Nissan Stadium, home of the NFL’s Tennessee Titans, is considerably larger than soccer stadiums used in the NASL and USL, which generally hold between 5,000 and 10,000 people. A few NASL stadiums are more than 20,000.

Greer Stadium, Nashville’s former minor league baseball stadium, has been floated as a possibility for professional soccer. In 2014, the owner of the Harrisburg City Islanders, a USL team from Harrisburg, Pa., met with Metro officials to gauge the city’s interest in converting Greer to a soccer stadium. Talks never advanced, and that organization is no longer interested in relocating.

Since then, Lynch, whose parks department manages Greer, has recommended the abandoned stadium be demolished because of its condition.
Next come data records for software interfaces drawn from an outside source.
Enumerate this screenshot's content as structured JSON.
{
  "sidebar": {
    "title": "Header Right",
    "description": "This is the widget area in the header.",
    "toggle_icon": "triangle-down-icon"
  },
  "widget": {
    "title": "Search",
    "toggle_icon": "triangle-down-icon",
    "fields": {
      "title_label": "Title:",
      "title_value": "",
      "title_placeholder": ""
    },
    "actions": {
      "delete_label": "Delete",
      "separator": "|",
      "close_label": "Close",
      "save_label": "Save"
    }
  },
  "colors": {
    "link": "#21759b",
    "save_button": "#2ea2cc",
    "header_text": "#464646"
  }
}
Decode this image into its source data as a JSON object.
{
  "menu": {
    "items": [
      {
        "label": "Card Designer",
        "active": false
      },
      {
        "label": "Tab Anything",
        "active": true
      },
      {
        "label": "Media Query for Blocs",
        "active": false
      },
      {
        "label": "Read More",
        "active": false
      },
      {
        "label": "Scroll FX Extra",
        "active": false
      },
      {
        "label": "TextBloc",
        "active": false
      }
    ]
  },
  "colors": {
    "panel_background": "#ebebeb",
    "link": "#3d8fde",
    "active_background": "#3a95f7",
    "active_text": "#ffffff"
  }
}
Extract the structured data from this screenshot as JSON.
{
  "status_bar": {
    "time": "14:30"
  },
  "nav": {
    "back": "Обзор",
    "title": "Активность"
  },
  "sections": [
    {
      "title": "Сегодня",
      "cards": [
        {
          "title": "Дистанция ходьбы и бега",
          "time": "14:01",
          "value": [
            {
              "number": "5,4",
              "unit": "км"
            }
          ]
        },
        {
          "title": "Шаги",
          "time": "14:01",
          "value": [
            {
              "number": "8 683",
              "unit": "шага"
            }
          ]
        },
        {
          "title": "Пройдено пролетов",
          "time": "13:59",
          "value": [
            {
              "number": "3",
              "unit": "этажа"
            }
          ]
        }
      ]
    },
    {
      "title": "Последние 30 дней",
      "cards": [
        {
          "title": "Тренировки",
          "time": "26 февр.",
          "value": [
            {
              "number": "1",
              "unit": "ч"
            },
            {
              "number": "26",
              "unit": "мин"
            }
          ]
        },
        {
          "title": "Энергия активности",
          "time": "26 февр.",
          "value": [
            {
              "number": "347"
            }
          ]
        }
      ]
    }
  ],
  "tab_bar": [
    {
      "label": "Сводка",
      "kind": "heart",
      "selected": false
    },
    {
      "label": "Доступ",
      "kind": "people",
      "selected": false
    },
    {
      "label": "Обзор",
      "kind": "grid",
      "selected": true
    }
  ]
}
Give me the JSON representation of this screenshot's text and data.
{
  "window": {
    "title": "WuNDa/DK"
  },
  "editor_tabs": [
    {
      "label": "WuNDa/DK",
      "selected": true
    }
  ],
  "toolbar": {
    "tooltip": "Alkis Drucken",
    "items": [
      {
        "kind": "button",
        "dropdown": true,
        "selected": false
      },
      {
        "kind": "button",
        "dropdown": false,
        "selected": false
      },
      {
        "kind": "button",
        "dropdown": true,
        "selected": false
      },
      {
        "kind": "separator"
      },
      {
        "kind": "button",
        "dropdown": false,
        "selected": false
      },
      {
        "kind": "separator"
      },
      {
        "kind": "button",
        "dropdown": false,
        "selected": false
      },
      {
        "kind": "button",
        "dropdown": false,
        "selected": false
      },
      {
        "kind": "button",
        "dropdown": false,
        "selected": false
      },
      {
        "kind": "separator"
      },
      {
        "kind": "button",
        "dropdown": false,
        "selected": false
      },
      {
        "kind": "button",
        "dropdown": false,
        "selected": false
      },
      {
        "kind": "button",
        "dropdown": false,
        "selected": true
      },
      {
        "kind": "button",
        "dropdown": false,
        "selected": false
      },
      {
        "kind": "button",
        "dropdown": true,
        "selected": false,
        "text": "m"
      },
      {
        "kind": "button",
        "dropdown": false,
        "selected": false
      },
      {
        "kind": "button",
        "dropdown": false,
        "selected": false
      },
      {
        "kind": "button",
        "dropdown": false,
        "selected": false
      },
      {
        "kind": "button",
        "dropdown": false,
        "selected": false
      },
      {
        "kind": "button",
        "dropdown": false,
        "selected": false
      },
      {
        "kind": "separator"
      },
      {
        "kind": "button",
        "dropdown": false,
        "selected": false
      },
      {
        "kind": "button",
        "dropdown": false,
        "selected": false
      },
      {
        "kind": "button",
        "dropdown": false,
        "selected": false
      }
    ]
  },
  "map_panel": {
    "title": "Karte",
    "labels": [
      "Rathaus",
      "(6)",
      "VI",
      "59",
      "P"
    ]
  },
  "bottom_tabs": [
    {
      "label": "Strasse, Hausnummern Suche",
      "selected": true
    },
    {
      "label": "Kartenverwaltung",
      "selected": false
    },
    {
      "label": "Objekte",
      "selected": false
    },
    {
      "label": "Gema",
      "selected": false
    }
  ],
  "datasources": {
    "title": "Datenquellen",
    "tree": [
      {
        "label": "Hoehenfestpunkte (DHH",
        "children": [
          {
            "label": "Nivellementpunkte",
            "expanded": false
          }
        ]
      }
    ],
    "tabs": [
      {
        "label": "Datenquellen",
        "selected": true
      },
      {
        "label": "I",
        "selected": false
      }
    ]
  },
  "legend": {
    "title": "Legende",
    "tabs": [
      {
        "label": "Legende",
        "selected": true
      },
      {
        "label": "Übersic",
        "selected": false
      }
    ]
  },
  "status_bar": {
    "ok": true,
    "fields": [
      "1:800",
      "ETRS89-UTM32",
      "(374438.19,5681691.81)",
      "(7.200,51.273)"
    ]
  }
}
The city intends to begin a community process to identify possible future uses for Greer’s property.

MLS, the highest level of professional soccer in the U.S., which has teams in 20 cities, is also preparing for major expansion in the coming years, with plans to jump to 24 teams by 2018 and a goal to expand to 28 teams, perhaps by 2020.

But Nashville would likely need to first prove it can support the second or third division of soccer before MLS would be an option.

In an email, Dan Courtemanche, executive vice president of communications, said MLS understands Nashville “is a tremendous sports market and know that passionate fans have come out in large numbers for international soccer matches throughout the years.

“Hopefully we’ll see more big-event soccer matches in Nashville in the future.”

Reach Joey Garrison at 615-259-8236 and on Twitter @joeygarrison.

Professional soccer leagues

Major League Soccer

Founded 1993

20 teams

United Soccer League

Founded in 2011

29 teams

North American Soccer League

Founded in 2011

12 teams